The United States has seen dramatic changes in recent years in attitudes on issues ranging from permitting gay men and lesbians to serve openly in the military to allowing them to marry. A USA TODAY/Gallup Poll looks at where the public stands now, and a separate survey of gay men and lesbians explores their perspective.
5:02PM EST December 5. 2012 – In the wake of historic victories for gay-rights supporters in last month’s elections, a pair of USA TODAY/Gallup Polls find growing acceptance among Americans toward gay men and lesbians — and soaring optimism among gay Americans that issues involving homosexuality will one day no longer divide the nation.
In a survey of respondents who identified themselves as lesbian, gay, bisexual or transgender, three of four say they are generally open with others about their sexual orientation. More than nine of 10 say people in their community have become more accepting in recent years.
MORE: Gay-marriage support strongest on coasts
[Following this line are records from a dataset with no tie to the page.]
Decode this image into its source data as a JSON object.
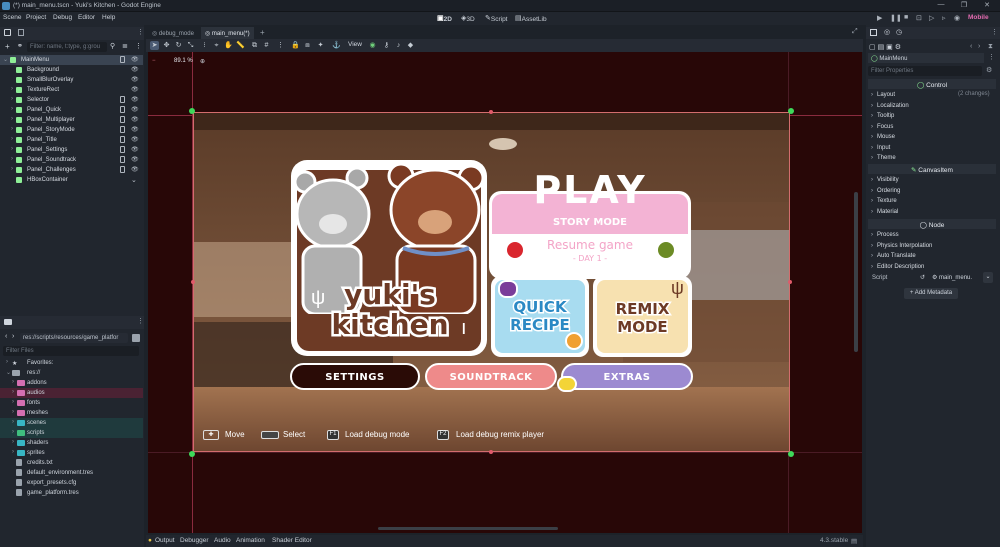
{
  "titlebar": {
    "title": "(*) main_menu.tscn - Yuki's Kitchen - Godot Engine",
    "controls": [
      "—",
      "❐",
      "✕"
    ]
  },
  "menus": [
    "Scene",
    "Project",
    "Debug",
    "Editor",
    "Help"
  ],
  "workspaces": {
    "w2d": "2D",
    "w3d": "3D",
    "script": "Script",
    "assetlib": "AssetLib"
  },
  "renderer": "Mobile",
  "scene_dock": {
    "filter_placeholder": "Filter: name, t:type, g:grou",
    "nodes": [
      {
        "name": "MainMenu",
        "color": "#8eef97"
      },
      {
        "name": "Background",
        "color": "#8eef97"
      },
      {
        "name": "SmallBlurOverlay",
        "color": "#8eef97"
      },
      {
        "name": "TextureRect",
        "color": "#8eef97"
      },
      {
        "name": "Selector",
        "color": "#8eef97"
      },
      {
        "name": "Panel_Quick",
        "color": "#8eef97"
      },
      {
        "name": "Panel_Multiplayer",
        "color": "#8eef97"
      },
      {
        "name": "Panel_StoryMode",
        "color": "#8eef97"
      },
      {
        "name": "Panel_Title",
        "color": "#8eef97"
      },
      {
        "name": "Panel_Settings",
        "color": "#8eef97"
      },
      {
        "name": "Panel_Soundtrack",
        "color": "#8eef97"
      },
      {
        "name": "Panel_Challenges",
        "color": "#8eef97"
      },
      {
        "name": "HBoxContainer",
        "color": "#8eef97"
      }
    ]
  },
  "filesystem": {
    "path": "res://scripts/resources/game_platfor",
    "filter_placeholder": "Filter Files",
    "favorites": "Favorites:",
    "root": "res://",
    "folders": [
      {
        "name": "addons",
        "color": "#d46fb1"
      },
      {
        "name": "audios",
        "color": "#d46fb1"
      },
      {
        "name": "fonts",
        "color": "#d46fb1"
      },
      {
        "name": "meshes",
        "color": "#d46fb1"
      },
      {
        "name": "scenes",
        "color": "#38b6c4"
      },
      {
        "name": "scripts",
        "color": "#3fbf7f"
      },
      {
        "name": "shaders",
        "color": "#38b6c4"
      },
      {
        "name": "sprites",
        "color": "#38b6c4"
      }
    ],
    "files": [
      "credits.txt",
      "default_environment.tres",
      "export_presets.cfg",
      "game_platform.tres"
    ]
  },
  "tabs": [
    "debug_mode",
    "main_menu(*)"
  ],
  "viewport": {
    "zoom": "89.1 %",
    "view_menu": "View"
  },
  "game": {
    "logo_line1": "yuki's",
    "logo_line2": "kitchen",
    "play": "PLAY",
    "story_mode": "STORY MODE",
    "resume": "Resume game",
    "day": "- DAY 1 -",
    "quick": "QUICK",
    "recipe": "RECIPE",
    "remix": "REMIX",
    "mode": "MODE",
    "settings": "SETTINGS",
    "soundtrack": "SOUNDTRACK",
    "extras": "EXTRAS",
    "hints": [
      {
        "key": "",
        "label": "Move"
      },
      {
        "key": "",
        "label": "Select"
      },
      {
        "key": "F1",
        "label": "Load debug mode"
      },
      {
        "key": "F2",
        "label": "Load debug remix player"
      }
    ]
  },
  "bottom": {
    "tabs": [
      "Output",
      "Debugger",
      "Audio",
      "Animation",
      "Shader Editor"
    ],
    "version": "4.3.stable"
  },
  "inspector": {
    "node": "MainMenu",
    "filter_placeholder": "Filter Properties",
    "control": "Control",
    "control_sections": [
      "Layout",
      "Localization",
      "Tooltip",
      "Focus",
      "Mouse",
      "Input",
      "Theme"
    ],
    "layout_changes": "(2 changes)",
    "canvasitem": "CanvasItem",
    "canvas_sections": [
      "Visibility",
      "Ordering",
      "Texture",
      "Material"
    ],
    "node_cat": "Node",
    "node_sections": [
      "Process",
      "Physics Interpolation",
      "Auto Translate",
      "Editor Description"
    ],
    "script_label": "Script",
    "script_value": "main_menu.",
    "add_metadata": "+ Add Metadata"
  }
}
That feeling is ratified in a nationwide USA TODAY poll of all Americans that finds broad acceptance of economic rights for same-sex couples and majority support for gay marriage and adoption. A 51% majority predict that at some point, the country will reach a general agreement on such issues.
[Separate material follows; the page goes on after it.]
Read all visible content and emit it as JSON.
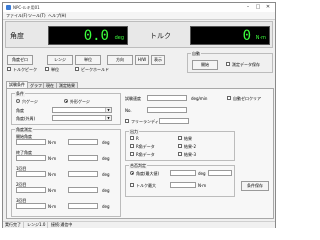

The changes echo times when attitudes toward African Americans and women were in flux, scholars say. With young adults by far the most tolerant of homosexuality — among those 18 to 29 years old, 73% support same-sex marriage — the trend seems more likely to accelerate than reverse.
More than a third of Americans surveyed say their views have changed significantly over time toward gay marriage, an issue being battled in states across the country and before the Supreme Court. The high court could announce as early as Friday whether it will accept cases challenging California’s Proposition 8 and the 1996 Defense of Marriage Act, which bars federal programs from recognizing same-sex marriages.
Full text of article available at link below –